Entries follow. Return each line that contains the word "title".

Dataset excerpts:
-- -- --

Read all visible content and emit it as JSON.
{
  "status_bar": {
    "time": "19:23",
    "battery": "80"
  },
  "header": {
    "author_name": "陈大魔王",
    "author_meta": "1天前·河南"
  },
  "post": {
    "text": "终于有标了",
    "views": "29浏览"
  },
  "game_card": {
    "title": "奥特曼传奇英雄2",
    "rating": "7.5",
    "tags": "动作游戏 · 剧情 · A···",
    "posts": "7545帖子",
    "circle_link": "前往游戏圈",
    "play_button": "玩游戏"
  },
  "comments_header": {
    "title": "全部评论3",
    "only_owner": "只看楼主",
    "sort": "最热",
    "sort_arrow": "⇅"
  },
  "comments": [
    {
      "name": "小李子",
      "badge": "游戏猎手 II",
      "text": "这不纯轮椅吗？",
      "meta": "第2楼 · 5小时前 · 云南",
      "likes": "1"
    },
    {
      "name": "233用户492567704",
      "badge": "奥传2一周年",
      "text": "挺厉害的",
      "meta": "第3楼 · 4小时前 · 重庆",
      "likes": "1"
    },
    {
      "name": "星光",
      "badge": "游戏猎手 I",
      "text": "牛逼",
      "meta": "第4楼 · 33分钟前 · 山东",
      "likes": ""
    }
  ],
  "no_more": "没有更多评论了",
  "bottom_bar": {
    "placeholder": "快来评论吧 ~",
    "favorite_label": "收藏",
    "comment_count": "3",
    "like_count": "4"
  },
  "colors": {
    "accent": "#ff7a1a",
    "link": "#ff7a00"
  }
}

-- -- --

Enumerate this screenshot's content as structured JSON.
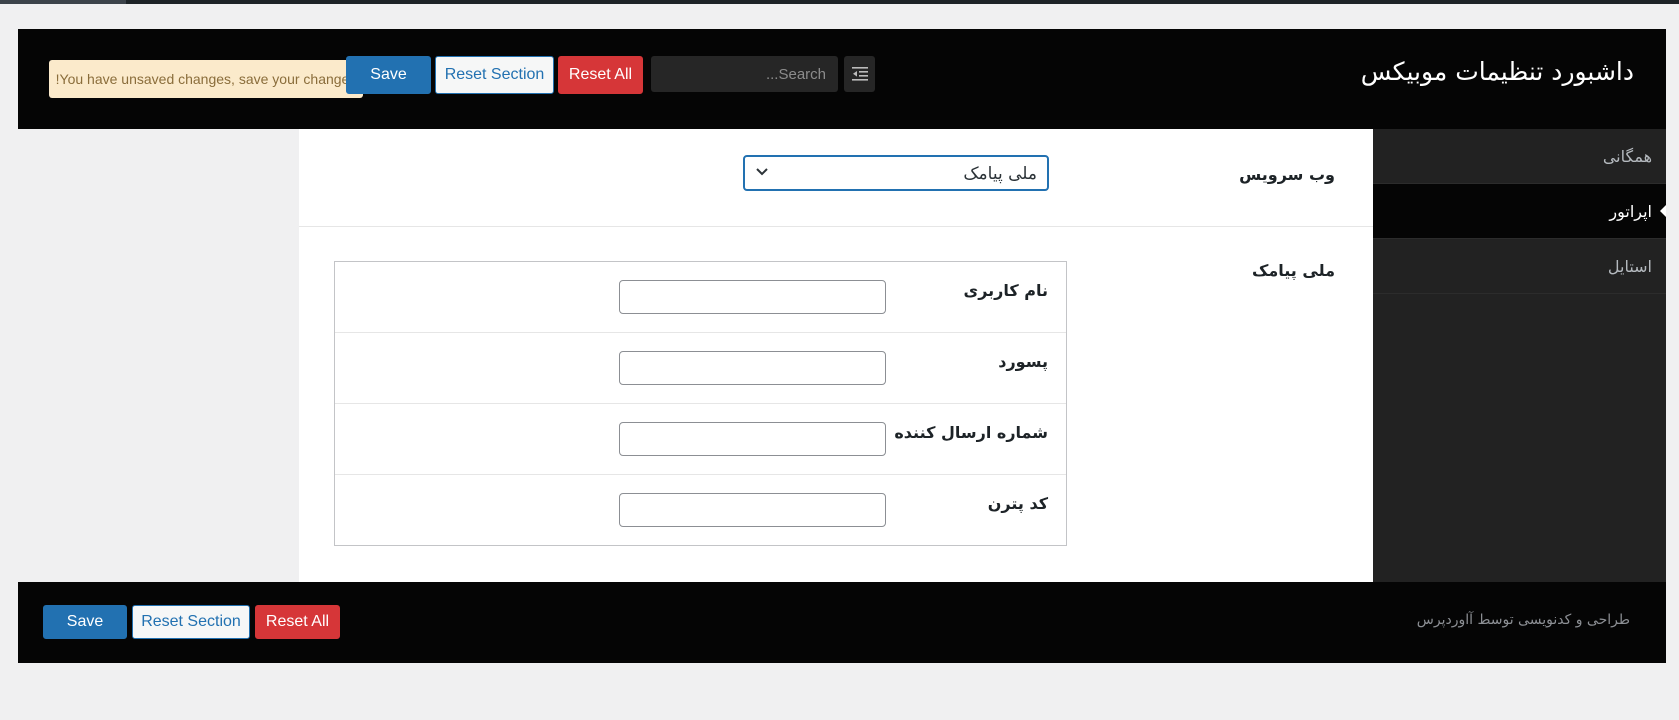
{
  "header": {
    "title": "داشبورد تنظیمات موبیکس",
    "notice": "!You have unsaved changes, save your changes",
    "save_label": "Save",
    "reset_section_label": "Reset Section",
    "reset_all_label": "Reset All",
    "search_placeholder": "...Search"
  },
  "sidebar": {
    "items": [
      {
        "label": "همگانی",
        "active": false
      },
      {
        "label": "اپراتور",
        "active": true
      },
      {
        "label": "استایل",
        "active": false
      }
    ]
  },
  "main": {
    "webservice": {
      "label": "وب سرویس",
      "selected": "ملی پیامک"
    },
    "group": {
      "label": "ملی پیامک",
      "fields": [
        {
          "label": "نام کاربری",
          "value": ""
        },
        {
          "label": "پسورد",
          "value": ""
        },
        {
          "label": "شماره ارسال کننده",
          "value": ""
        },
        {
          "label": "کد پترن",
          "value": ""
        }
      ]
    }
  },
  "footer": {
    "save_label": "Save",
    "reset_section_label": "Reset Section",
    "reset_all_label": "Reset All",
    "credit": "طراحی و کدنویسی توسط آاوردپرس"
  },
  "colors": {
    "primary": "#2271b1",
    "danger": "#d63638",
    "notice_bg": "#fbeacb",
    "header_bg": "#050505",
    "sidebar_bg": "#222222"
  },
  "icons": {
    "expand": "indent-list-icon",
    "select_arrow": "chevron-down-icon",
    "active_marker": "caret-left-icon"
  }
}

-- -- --

## Solved problem
    "title": "奥特曼传奇英雄2",
    "title": "全部评论3",
    "title": "داشبورد تنظیمات موبیکس",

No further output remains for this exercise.